Final Report Summary - MOLSPINTRON (Synthetic Expansion of Magnetic Molecules Into Spintronic Devices)

MOLSPINTRON delineates a bottom-up alternative to the current state-of-the-art break-junction approach to single-molecule electronic and spintronic devices. Such molecular devices are expected to deliver a technological boost for future information technology, with the prospect of significantly increased energy efficiency and genuinely novel switching/logic functionality when compared to classical CMOS devices. To harness this potential, we need to access both charge- and spin-transport characteristics of individual magnetic molecules. The challenge here is to contact these molecules in a reproducible manner with atomic precision, both with conducting and non-conducting electrodes.
Our approach exploits the stability and structural versatility of a specific materials platform, namely magnetically functionalized molecular metal oxides (so-called polyoxometalates). Starting from these highly stable molecules, we pre-fabricated these crucial prosthetic contact groups by means of chemical synthesis.
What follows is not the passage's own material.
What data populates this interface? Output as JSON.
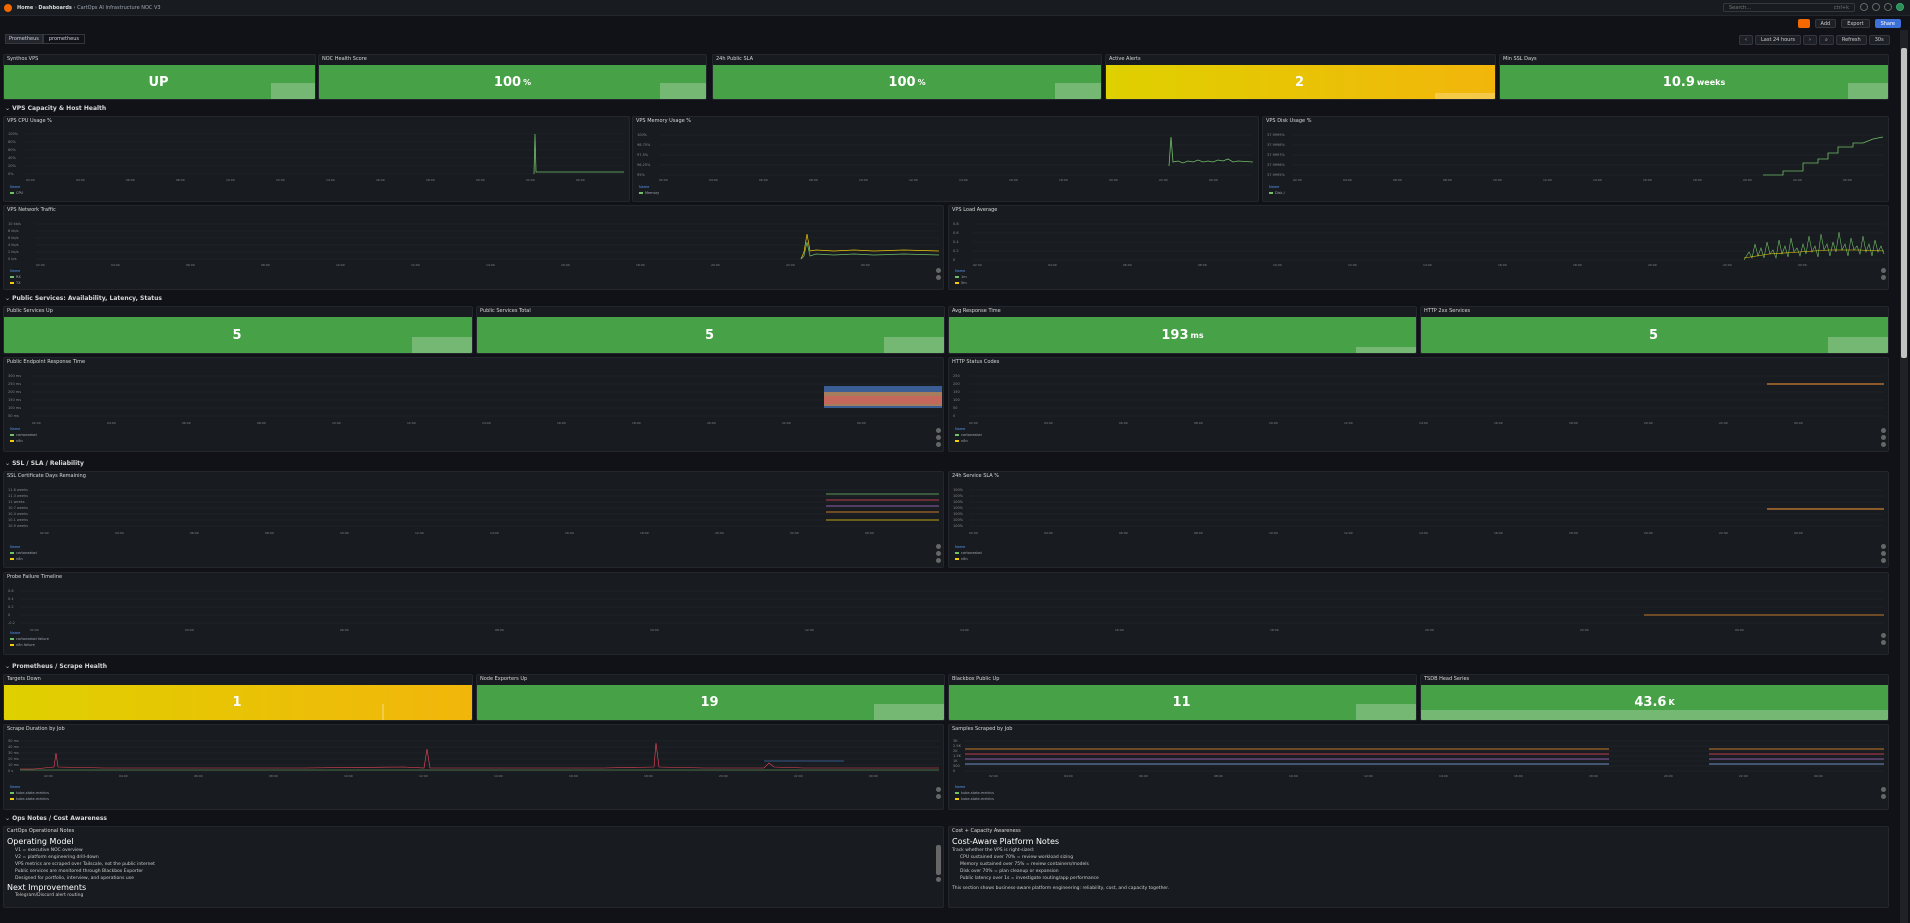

In the project we focussed at the contact modes of the most fundamental microelectronic device type, namely a field-effect transistor, requiring both metal-molecule and insulator-molecule contacts that need to meet the molecule's surface at precise positions.
Via novel synthesis strategies and specifically designed glue groups, the project eventually achieved such multiple molecule-electrode contacts that allow contacting discrete molecules in e.g. multi-tip scanning tunneling microscopy. These measurements, for the first time, allow us to assess the correlation of molecular charge and spin states that are at the heart of molecular spintronics and to explore various magnetic molecule-surface interfacial phenomena. The project aimed at bridging the typical nanometer-scaled environments of CMOS structures to the significantly smaller molecular scale, and a string of proof-of-concept results has confirmed the project's working hypotheses and additionally opened other possibilities, e.g. concerning the use of the targeted molecular structures as memristors in artificial neural networks. Finally, the project also resulted in a range of tools, including computational codes, that we will disseminate in the near future.